Dataset excerpts:
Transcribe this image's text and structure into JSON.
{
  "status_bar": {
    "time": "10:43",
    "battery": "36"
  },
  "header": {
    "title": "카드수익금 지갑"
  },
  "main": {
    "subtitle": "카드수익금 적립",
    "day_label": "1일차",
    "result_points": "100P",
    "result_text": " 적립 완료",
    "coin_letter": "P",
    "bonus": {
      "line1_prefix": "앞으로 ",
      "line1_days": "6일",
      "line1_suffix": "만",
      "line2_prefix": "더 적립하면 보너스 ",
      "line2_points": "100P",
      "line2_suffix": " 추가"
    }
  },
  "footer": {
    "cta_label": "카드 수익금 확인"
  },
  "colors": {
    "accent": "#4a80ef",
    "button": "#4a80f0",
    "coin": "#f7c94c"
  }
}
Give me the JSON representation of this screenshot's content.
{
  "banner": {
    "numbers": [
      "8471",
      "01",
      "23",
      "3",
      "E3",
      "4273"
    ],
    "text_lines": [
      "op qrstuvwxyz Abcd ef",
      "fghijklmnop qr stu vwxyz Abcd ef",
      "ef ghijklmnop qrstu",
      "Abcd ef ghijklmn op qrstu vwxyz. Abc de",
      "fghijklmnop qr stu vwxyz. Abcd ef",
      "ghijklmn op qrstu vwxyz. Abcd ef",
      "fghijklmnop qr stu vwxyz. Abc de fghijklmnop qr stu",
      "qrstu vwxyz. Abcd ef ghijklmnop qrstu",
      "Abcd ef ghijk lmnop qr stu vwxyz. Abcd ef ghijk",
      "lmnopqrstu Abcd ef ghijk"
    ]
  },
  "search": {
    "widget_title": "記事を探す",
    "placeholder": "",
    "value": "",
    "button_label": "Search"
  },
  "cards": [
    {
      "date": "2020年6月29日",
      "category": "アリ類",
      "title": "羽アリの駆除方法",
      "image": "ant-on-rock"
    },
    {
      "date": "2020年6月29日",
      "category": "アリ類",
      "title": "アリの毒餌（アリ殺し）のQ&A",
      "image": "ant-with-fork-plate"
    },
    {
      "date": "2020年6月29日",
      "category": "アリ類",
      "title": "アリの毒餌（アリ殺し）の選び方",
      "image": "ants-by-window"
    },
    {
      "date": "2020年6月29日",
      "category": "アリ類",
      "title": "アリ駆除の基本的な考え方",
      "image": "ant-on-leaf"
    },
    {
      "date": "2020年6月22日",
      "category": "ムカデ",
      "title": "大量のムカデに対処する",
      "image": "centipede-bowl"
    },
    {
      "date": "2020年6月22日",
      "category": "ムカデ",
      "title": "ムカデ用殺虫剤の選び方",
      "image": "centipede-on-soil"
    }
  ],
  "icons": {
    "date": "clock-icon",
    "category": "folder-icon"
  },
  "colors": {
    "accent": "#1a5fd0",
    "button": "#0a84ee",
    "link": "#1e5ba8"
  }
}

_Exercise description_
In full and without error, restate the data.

_Reply to the exercise_
Transcribe this image's text and structure into JSON.
{
  "status_bar": {
    "time": "10:43",
    "battery": "36"
  },
  "header": {
    "title": "카드수익금 지갑"
  },
  "main": {
    "subtitle": "카드수익금 적립",
    "day_label": "1일차",
    "result_points": "100P",
    "result_text": " 적립 완료",
    "coin_letter": "P",
    "bonus": {
      "line1_prefix": "앞으로 ",
      "line1_days": "6일",
      "line1_suffix": "만",
      "line2_prefix": "더 적립하면 보너스 ",
      "line2_points": "100P",
      "line2_suffix": " 추가"
    }
  },
  "footer": {
    "cta_label": "카드 수익금 확인"
  },
  "colors": {
    "accent": "#4a80ef",
    "button": "#4a80f0",
    "coin": "#f7c94c"
  }
}
Give me the JSON representation of this screenshot's content.
{
  "banner": {
    "numbers": [
      "8471",
      "01",
      "23",
      "3",
      "E3",
      "4273"
    ],
    "text_lines": [
      "op qrstuvwxyz Abcd ef",
      "fghijklmnop qr stu vwxyz Abcd ef",
      "ef ghijklmnop qrstu",
      "Abcd ef ghijklmn op qrstu vwxyz. Abc de",
      "fghijklmnop qr stu vwxyz. Abcd ef",
      "ghijklmn op qrstu vwxyz. Abcd ef",
      "fghijklmnop qr stu vwxyz. Abc de fghijklmnop qr stu",
      "qrstu vwxyz. Abcd ef ghijklmnop qrstu",
      "Abcd ef ghijk lmnop qr stu vwxyz. Abcd ef ghijk",
      "lmnopqrstu Abcd ef ghijk"
    ]
  },
  "search": {
    "widget_title": "記事を探す",
    "placeholder": "",
    "value": "",
    "button_label": "Search"
  },
  "cards": [
    {
      "date": "2020年6月29日",
      "category": "アリ類",
      "title": "羽アリの駆除方法",
      "image": "ant-on-rock"
    },
    {
      "date": "2020年6月29日",
      "category": "アリ類",
      "title": "アリの毒餌（アリ殺し）のQ&A",
      "image": "ant-with-fork-plate"
    },
    {
      "date": "2020年6月29日",
      "category": "アリ類",
      "title": "アリの毒餌（アリ殺し）の選び方",
      "image": "ants-by-window"
    },
    {
      "date": "2020年6月29日",
      "category": "アリ類",
      "title": "アリ駆除の基本的な考え方",
      "image": "ant-on-leaf"
    },
    {
      "date": "2020年6月22日",
      "category": "ムカデ",
      "title": "大量のムカデに対処する",
      "image": "centipede-bowl"
    },
    {
      "date": "2020年6月22日",
      "category": "ムカデ",
      "title": "ムカデ用殺虫剤の選び方",
      "image": "centipede-on-soil"
    }
  ],
  "icons": {
    "date": "clock-icon",
    "category": "folder-icon"
  },
  "colors": {
    "accent": "#1a5fd0",
    "button": "#0a84ee",
    "link": "#1e5ba8"
  }
}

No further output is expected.